By the end of 1864—with Union General William Tecumseh Sherman having cut his way through Georgia, Union General Ulysses S. Grant having confined Confederate General Robert E. Lee to a defensive position in Virginia, and President Abraham Lincoln having won his bid for re-election—the Confederacy was desperate for any sign of encouragement. While the rhetoric from Confederate President Jefferson Davis and Vice President Alexander Stephens had remained buoyant, and despite newspaper headlines throughout the South continuing to cheer for the cause, the Confederacy was nowhere near the crest it had enjoyed in 1863. Having lost the chance to put the Union on the defensive that year, the rebels now found their western and southern borders closing in on them. If ever there was going to be a negotiated peace, the chances of it occurring were rapidly diminishing as 1865 dawned. Continue reading “Tightening the Cordon”
Although the Confederacy had awakened the North’s spirit by initiating hostilities at Fort Sumter, both sides could have still hoped for reconciliation. While some advocated for immediate peace, others wished for a full prosecution of war against the South, viewing its expanding secession as nothing short of treason. By the end of spring 1861, there was a decisive answer to the question of whether there would soon be peace. Continue reading “On to Richmond”
The Deep South’s animating of a Second American Revolution, by seceding from the Union and laying the foundation for an operational Confederate government, forced the North to either suppress the South’s uprising or craft a resolution. The likelihood of war would deter any widespread northern suppression, leaving the question: What compromise could the North propose that appeased the South and put both sections of the country on a path of coexistence? While variations of this question had been posed in the years leading up to 1860, at no prior point were states seceding from the Union en masse to form a rival government. Continue reading “The North’s Attempt at Salvation”
In the wake of the disconcerting result of the Election of 1860, the nature of southern secessionism suggested the imminent secession of at least some southern states from the Union. The timing and execution of states actually seceding from the Union was unclear, but the Deep South was prepared to act first. Continue reading “The Secession of the Deep South”
Abraham Lincoln’s victory in the Election of 1860 was disconcerting news for the South. It was the most recent event in a string of events that seemingly endangered the southern way of life and the future of the country. At a time when many northerners suspected southern threats of secession were but a bluff, there was evidence that the country had already split and the formalities were soon to follow. Continue reading “The Precursor to the Winter of Secession”
Every presidential election is consequential, but the Election of 1860 would play a significant role in whether the United States would remain one nation. The division of the North and South on the issue of slavery threatened to cause a secession of the South. The result of the election would determine whether that threat would materialize and cause a Second American Revolution. Continue reading “The Election of 1860”

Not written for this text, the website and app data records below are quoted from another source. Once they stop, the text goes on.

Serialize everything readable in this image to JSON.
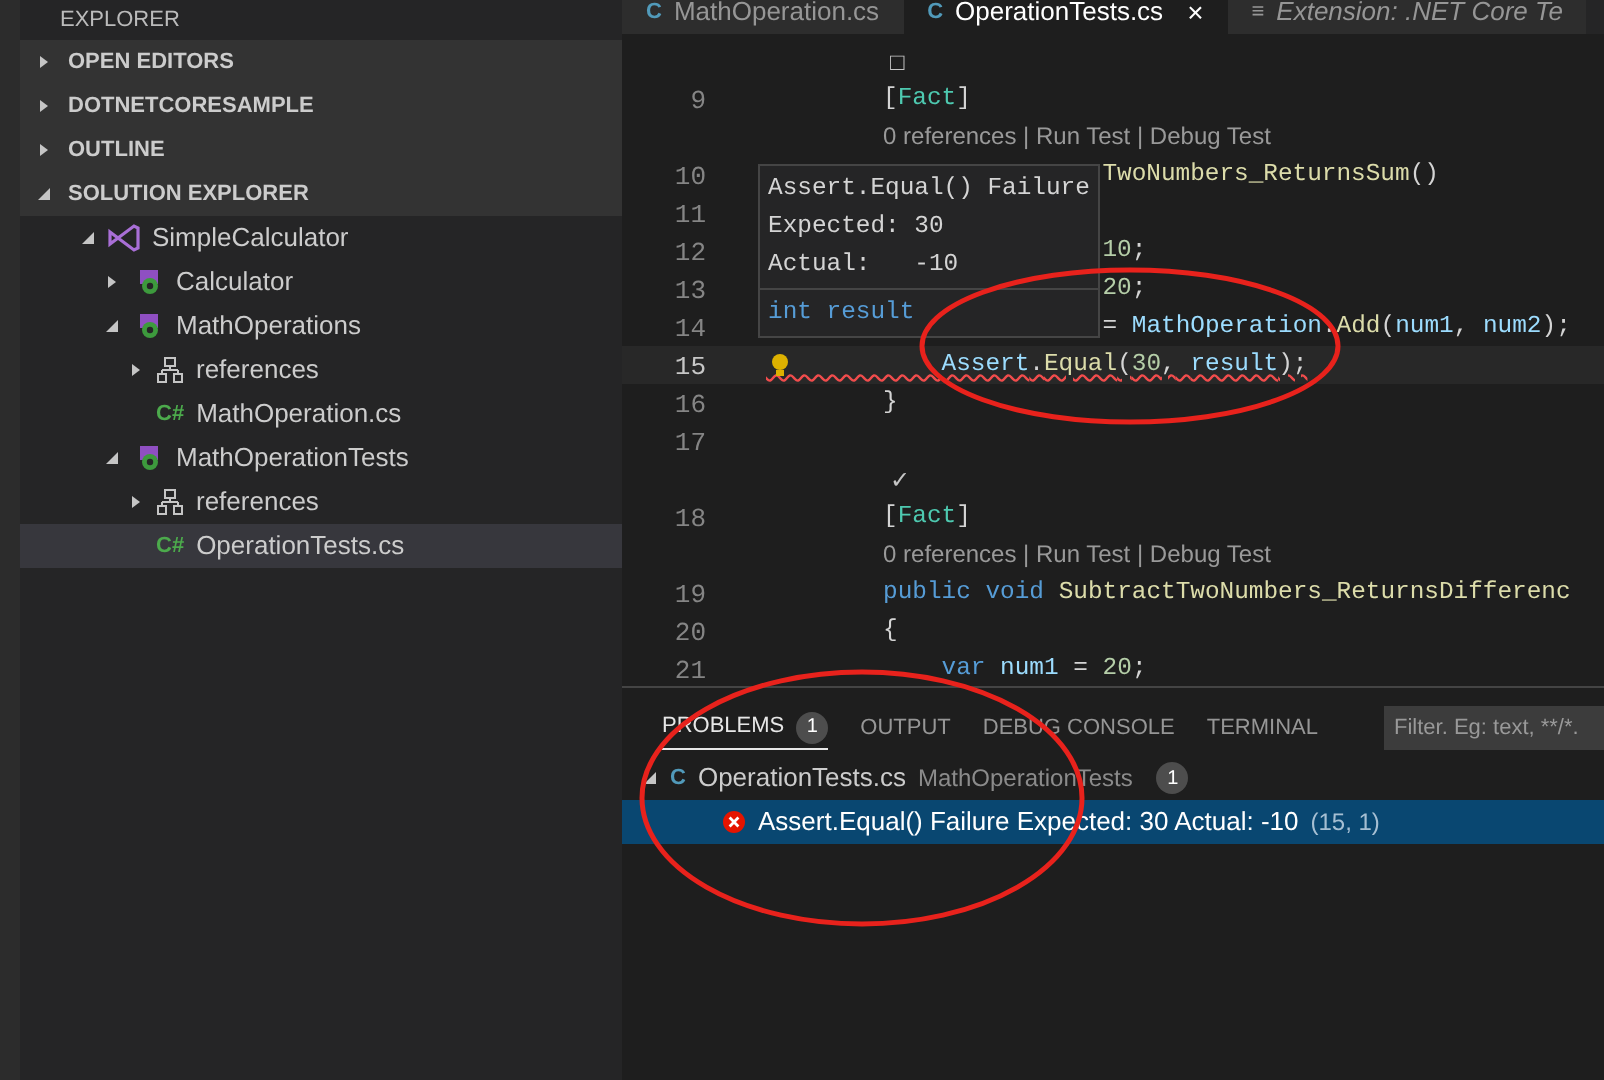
{
  "sidebar": {
    "title": "EXPLORER",
    "sections": [
      {
        "label": "OPEN EDITORS",
        "expanded": false
      },
      {
        "label": "DOTNETCORESAMPLE",
        "expanded": false
      },
      {
        "label": "OUTLINE",
        "expanded": false
      },
      {
        "label": "SOLUTION EXPLORER",
        "expanded": true
      }
    ],
    "tree": [
      {
        "label": "SimpleCalculator",
        "kind": "solution",
        "expanded": true,
        "selected": false,
        "children": [
          {
            "label": "Calculator",
            "kind": "project",
            "expanded": false,
            "selected": false
          },
          {
            "label": "MathOperations",
            "kind": "project",
            "expanded": true,
            "selected": false,
            "children": [
              {
                "label": "references",
                "kind": "references",
                "expanded": false,
                "selected": false
              },
              {
                "label": "MathOperation.cs",
                "kind": "csharp",
                "icon": "C#",
                "selected": false
              }
            ]
          },
          {
            "label": "MathOperationTests",
            "kind": "project",
            "expanded": true,
            "selected": false,
            "children": [
              {
                "label": "references",
                "kind": "references",
                "expanded": false,
                "selected": false
              },
              {
                "label": "OperationTests.cs",
                "kind": "csharp",
                "icon": "C#",
                "selected": true
              }
            ]
          }
        ]
      }
    ]
  },
  "tabs": [
    {
      "label": "MathOperation.cs",
      "icon": "C",
      "kind": "csharp",
      "selected": false
    },
    {
      "label": "OperationTests.cs",
      "icon": "C",
      "kind": "csharp",
      "selected": true,
      "close": "×"
    },
    {
      "label": "Extension: .NET Core Te",
      "icon": "≡",
      "kind": "extension",
      "selected": false
    }
  ],
  "editor": {
    "lines": [
      {
        "kind": "status",
        "glyph": "□"
      },
      {
        "kind": "code",
        "number": "9",
        "tokens": [
          {
            "t": "        [",
            "kind": "plain"
          },
          {
            "t": "Fact",
            "kind": "type"
          },
          {
            "t": "]",
            "kind": "plain"
          }
        ]
      },
      {
        "kind": "lens",
        "tokens": [
          {
            "t": "        0 references | Run Test | Debug Test",
            "kind": "lens"
          }
        ]
      },
      {
        "kind": "code",
        "number": "10",
        "tokens": [
          {
            "t": "                       TwoNumbers_ReturnsSum",
            "kind": "func"
          },
          {
            "t": "()",
            "kind": "plain"
          }
        ]
      },
      {
        "kind": "code",
        "number": "11"
      },
      {
        "kind": "code",
        "number": "12",
        "tokens": [
          {
            "t": "                       10",
            "kind": "number"
          },
          {
            "t": ";",
            "kind": "plain"
          }
        ]
      },
      {
        "kind": "code",
        "number": "13",
        "tokens": [
          {
            "t": "                       20",
            "kind": "number"
          },
          {
            "t": ";",
            "kind": "plain"
          }
        ]
      },
      {
        "kind": "code",
        "number": "14",
        "tokens": [
          {
            "t": "                       = ",
            "kind": "plain"
          },
          {
            "t": "MathOperation",
            "kind": "var"
          },
          {
            "t": ".",
            "kind": "plain"
          },
          {
            "t": "Add",
            "kind": "func"
          },
          {
            "t": "(",
            "kind": "plain"
          },
          {
            "t": "num1",
            "kind": "var"
          },
          {
            "t": ", ",
            "kind": "plain"
          },
          {
            "t": "num2",
            "kind": "var"
          },
          {
            "t": ");",
            "kind": "plain"
          }
        ]
      },
      {
        "kind": "code",
        "number": "15",
        "current": true,
        "error": true,
        "tokens": [
          {
            "t": "            Assert",
            "kind": "var"
          },
          {
            "t": ".",
            "kind": "plain"
          },
          {
            "t": "Equal",
            "kind": "func"
          },
          {
            "t": "(",
            "kind": "plain"
          },
          {
            "t": "30",
            "kind": "number"
          },
          {
            "t": ", ",
            "kind": "plain"
          },
          {
            "t": "result",
            "kind": "var"
          },
          {
            "t": ");",
            "kind": "plain"
          }
        ]
      },
      {
        "kind": "code",
        "number": "16",
        "tokens": [
          {
            "t": "        }",
            "kind": "plain"
          }
        ]
      },
      {
        "kind": "code",
        "number": "17"
      },
      {
        "kind": "status",
        "glyph": "✓"
      },
      {
        "kind": "code",
        "number": "18",
        "tokens": [
          {
            "t": "        [",
            "kind": "plain"
          },
          {
            "t": "Fact",
            "kind": "type"
          },
          {
            "t": "]",
            "kind": "plain"
          }
        ]
      },
      {
        "kind": "lens",
        "tokens": [
          {
            "t": "        0 references | Run Test | Debug Test",
            "kind": "lens"
          }
        ]
      },
      {
        "kind": "code",
        "number": "19",
        "tokens": [
          {
            "t": "        public",
            "kind": "keyword"
          },
          {
            "t": " void",
            "kind": "keyword"
          },
          {
            "t": " SubtractTwoNumbers_ReturnsDifferenc",
            "kind": "func"
          }
        ]
      },
      {
        "kind": "code",
        "number": "20",
        "tokens": [
          {
            "t": "        {",
            "kind": "plain"
          }
        ]
      },
      {
        "kind": "code",
        "number": "21",
        "tokens": [
          {
            "t": "            var",
            "kind": "keyword"
          },
          {
            "t": " num1",
            "kind": "var"
          },
          {
            "t": " = ",
            "kind": "plain"
          },
          {
            "t": "20",
            "kind": "number"
          },
          {
            "t": ";",
            "kind": "plain"
          }
        ]
      }
    ],
    "hover": {
      "message": [
        "Assert.Equal() Failure",
        "Expected: 30",
        "Actual:   -10"
      ],
      "signature": "int result"
    }
  },
  "panel": {
    "tabs": [
      {
        "label": "PROBLEMS",
        "selected": true,
        "badge": "1"
      },
      {
        "label": "OUTPUT",
        "selected": false
      },
      {
        "label": "DEBUG CONSOLE",
        "selected": false
      },
      {
        "label": "TERMINAL",
        "selected": false
      }
    ],
    "filter": {
      "placeholder": "Filter. Eg: text, **/*."
    },
    "file": {
      "icon": "C",
      "name": "OperationTests.cs",
      "folder": "MathOperationTests",
      "count": "1",
      "expanded": true
    },
    "problems": [
      {
        "kind": "error",
        "message": "Assert.Equal() Failure Expected: 30 Actual: -10",
        "location": "(15, 1)",
        "selected": true
      }
    ]
  }
}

By 1859, the northern and southern sections of America had developed different economic systems, cultural norms, and approaches to permitting slavery. Congress and the political parties had been able to overlook those differences for the sake of self-preservation and advancement of the collective agenda. As 1859 concluded and 1860 sprang, Americans understood that the status quo of compromise was not to continue much longer. Continue reading “The Obstinacy of the North and South”
After the passage of the Kansas-Nebraska Act, William Seward proclaimed to the Senate that “[w]e will engage in competition for the virgin soil of Kansas, and God give the victory to the side which is stronger in numbers as it is in right.” Congressional Globe, 33 Cong., 1 sess., appendix, 769. Rather than settling the issue of slavery in Kansas, the Act made Kansas the figurative and literal battleground for the issue of slavery.